Provided material
--------------------
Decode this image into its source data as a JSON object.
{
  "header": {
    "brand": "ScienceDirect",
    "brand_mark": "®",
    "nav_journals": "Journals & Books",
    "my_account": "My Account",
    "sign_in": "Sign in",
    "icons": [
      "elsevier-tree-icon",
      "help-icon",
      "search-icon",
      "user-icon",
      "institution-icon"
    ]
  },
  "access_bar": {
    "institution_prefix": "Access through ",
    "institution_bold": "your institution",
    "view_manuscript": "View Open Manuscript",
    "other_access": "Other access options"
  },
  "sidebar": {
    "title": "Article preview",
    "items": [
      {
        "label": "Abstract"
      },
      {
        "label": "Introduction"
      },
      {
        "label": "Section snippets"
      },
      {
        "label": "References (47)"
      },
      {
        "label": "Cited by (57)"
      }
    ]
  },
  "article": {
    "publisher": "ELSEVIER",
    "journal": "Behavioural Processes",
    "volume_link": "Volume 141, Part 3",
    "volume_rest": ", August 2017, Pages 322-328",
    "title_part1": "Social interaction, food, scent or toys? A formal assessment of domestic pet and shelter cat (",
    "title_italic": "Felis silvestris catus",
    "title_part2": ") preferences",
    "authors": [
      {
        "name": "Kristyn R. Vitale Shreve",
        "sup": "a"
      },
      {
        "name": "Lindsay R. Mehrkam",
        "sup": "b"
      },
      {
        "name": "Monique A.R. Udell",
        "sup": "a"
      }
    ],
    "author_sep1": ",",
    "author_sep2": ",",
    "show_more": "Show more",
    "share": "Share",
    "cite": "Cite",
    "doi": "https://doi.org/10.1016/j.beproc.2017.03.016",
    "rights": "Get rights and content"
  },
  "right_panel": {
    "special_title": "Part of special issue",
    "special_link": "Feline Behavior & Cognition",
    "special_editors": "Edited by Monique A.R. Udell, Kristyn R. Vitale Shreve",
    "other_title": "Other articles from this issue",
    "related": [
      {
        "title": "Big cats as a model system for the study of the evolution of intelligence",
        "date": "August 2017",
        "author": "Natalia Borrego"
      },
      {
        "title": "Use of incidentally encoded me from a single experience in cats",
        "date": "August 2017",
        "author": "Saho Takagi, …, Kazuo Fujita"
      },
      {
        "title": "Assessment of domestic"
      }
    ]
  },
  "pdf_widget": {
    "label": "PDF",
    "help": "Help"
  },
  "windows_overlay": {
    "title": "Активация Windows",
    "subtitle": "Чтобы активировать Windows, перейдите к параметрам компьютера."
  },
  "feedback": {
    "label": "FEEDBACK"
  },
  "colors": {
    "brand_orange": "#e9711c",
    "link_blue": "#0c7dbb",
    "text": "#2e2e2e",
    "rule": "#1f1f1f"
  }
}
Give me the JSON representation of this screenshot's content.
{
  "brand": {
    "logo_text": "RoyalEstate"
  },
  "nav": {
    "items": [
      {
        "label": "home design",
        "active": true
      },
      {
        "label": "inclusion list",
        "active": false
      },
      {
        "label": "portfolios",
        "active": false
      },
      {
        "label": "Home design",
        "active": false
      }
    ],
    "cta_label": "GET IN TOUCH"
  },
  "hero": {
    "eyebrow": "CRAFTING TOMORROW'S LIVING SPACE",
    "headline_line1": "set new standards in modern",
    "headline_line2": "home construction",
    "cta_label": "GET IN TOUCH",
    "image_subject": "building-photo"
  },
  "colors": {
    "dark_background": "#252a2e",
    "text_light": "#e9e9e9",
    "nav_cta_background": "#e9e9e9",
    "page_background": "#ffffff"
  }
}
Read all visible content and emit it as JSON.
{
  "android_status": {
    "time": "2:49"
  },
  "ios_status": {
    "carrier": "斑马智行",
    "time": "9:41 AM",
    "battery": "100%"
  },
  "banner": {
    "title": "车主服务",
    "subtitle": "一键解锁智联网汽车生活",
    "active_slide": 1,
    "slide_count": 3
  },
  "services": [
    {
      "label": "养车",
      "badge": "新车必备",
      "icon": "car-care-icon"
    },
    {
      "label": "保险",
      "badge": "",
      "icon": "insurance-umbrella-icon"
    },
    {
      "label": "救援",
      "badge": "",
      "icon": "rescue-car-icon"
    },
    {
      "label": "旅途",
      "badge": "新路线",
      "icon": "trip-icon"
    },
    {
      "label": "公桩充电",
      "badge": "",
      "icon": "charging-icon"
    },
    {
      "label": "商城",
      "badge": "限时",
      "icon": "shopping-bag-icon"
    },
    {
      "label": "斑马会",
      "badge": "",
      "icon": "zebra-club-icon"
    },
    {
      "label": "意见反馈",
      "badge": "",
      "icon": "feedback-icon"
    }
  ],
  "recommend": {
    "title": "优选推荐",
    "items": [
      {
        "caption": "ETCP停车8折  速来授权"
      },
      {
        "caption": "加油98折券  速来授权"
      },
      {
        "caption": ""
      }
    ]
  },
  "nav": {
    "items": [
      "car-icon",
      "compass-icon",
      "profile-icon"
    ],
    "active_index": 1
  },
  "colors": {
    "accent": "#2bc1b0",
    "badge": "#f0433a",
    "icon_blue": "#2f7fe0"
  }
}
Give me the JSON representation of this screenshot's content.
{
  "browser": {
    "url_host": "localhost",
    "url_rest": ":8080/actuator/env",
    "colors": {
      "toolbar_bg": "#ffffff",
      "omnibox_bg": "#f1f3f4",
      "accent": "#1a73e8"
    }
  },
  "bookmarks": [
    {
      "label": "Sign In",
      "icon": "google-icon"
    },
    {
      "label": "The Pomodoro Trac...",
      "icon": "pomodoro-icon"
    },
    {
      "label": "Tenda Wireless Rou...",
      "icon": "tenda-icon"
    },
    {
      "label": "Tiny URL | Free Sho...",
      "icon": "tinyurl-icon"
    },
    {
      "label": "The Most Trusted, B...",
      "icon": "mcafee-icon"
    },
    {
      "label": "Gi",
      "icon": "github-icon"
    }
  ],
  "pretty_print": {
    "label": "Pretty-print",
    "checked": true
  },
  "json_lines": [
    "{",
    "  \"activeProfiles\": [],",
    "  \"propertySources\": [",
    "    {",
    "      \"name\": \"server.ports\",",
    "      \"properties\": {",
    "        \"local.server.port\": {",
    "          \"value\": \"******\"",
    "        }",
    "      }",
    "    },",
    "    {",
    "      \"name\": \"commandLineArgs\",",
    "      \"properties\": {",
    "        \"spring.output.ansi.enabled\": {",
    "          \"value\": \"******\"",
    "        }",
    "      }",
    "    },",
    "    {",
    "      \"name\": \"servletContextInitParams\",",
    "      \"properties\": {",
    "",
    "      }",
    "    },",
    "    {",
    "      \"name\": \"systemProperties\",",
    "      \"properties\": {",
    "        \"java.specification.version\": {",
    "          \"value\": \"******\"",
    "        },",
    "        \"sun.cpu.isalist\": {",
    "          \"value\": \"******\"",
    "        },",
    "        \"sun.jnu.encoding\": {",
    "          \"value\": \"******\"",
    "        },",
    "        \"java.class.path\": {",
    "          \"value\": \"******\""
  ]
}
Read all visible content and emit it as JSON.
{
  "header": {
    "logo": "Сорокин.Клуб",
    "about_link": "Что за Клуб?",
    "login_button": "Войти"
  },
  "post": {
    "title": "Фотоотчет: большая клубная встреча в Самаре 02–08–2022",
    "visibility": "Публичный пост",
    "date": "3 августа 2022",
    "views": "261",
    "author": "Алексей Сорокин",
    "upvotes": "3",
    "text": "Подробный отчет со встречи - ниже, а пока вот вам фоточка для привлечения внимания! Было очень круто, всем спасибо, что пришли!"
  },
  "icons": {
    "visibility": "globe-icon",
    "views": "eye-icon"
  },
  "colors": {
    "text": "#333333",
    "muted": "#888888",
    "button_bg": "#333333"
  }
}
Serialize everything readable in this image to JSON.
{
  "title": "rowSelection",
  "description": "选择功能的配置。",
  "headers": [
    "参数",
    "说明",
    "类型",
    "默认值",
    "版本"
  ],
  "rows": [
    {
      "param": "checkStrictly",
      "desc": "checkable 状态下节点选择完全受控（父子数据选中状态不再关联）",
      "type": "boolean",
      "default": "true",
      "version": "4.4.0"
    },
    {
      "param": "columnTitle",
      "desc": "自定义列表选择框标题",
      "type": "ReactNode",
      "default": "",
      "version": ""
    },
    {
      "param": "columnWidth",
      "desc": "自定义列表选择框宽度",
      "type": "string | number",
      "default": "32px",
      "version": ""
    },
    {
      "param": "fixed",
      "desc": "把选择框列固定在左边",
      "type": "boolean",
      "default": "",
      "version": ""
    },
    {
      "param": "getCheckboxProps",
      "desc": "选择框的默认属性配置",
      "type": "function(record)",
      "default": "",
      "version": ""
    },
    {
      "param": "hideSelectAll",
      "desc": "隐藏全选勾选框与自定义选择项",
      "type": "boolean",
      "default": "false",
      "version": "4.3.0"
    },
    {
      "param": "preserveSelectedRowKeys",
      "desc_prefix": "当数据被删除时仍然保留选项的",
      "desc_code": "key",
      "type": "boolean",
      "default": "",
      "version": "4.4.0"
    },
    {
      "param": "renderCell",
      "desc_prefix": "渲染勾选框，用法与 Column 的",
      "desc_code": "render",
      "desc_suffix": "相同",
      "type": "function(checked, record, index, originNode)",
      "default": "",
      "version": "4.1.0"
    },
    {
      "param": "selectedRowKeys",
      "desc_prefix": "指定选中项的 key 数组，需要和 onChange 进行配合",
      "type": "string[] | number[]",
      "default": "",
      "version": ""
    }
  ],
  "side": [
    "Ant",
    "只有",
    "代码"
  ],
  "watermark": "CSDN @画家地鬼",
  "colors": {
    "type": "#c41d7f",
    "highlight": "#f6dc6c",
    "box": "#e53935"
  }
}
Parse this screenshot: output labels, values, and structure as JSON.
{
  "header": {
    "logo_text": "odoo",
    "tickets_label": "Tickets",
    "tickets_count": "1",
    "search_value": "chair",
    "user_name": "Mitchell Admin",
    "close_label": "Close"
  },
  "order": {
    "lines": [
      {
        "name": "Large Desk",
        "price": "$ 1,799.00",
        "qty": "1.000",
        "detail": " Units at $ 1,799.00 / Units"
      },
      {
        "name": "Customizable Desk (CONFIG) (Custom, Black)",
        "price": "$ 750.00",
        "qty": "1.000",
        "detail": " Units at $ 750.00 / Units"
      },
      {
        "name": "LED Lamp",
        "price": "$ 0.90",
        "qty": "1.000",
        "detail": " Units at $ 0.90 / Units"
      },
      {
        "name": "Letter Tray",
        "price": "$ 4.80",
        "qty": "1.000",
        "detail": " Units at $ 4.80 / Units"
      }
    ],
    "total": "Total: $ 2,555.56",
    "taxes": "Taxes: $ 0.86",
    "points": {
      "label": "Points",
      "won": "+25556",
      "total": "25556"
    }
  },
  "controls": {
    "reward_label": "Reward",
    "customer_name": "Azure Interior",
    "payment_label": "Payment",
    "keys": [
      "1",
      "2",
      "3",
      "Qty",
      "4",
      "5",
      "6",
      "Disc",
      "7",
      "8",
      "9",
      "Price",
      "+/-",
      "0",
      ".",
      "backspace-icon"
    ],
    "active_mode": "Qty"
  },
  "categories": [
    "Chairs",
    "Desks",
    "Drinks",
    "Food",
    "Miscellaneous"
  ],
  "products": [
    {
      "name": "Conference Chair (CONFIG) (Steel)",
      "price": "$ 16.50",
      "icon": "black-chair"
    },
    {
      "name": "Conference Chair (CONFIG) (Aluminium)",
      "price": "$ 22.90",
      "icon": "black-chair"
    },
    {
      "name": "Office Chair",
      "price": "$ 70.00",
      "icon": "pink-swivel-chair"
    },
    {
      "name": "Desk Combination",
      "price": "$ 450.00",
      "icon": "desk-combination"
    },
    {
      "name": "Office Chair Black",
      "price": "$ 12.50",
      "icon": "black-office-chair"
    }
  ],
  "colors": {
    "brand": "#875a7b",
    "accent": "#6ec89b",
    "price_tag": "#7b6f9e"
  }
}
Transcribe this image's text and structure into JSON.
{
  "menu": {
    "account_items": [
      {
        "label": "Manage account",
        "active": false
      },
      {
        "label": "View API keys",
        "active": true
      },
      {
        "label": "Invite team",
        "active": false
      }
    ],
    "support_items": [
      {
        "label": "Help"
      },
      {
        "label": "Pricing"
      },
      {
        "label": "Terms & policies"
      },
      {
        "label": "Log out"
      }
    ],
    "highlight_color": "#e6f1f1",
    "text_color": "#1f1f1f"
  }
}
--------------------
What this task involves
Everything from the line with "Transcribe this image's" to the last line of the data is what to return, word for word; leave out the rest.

Worked solution
Transcribe this image's text and structure into JSON.
{
  "menu": {
    "account_items": [
      {
        "label": "Manage account",
        "active": false
      },
      {
        "label": "View API keys",
        "active": true
      },
      {
        "label": "Invite team",
        "active": false
      }
    ],
    "support_items": [
      {
        "label": "Help"
      },
      {
        "label": "Pricing"
      },
      {
        "label": "Terms & policies"
      },
      {
        "label": "Log out"
      }
    ],
    "highlight_color": "#e6f1f1",
    "text_color": "#1f1f1f"
  }
}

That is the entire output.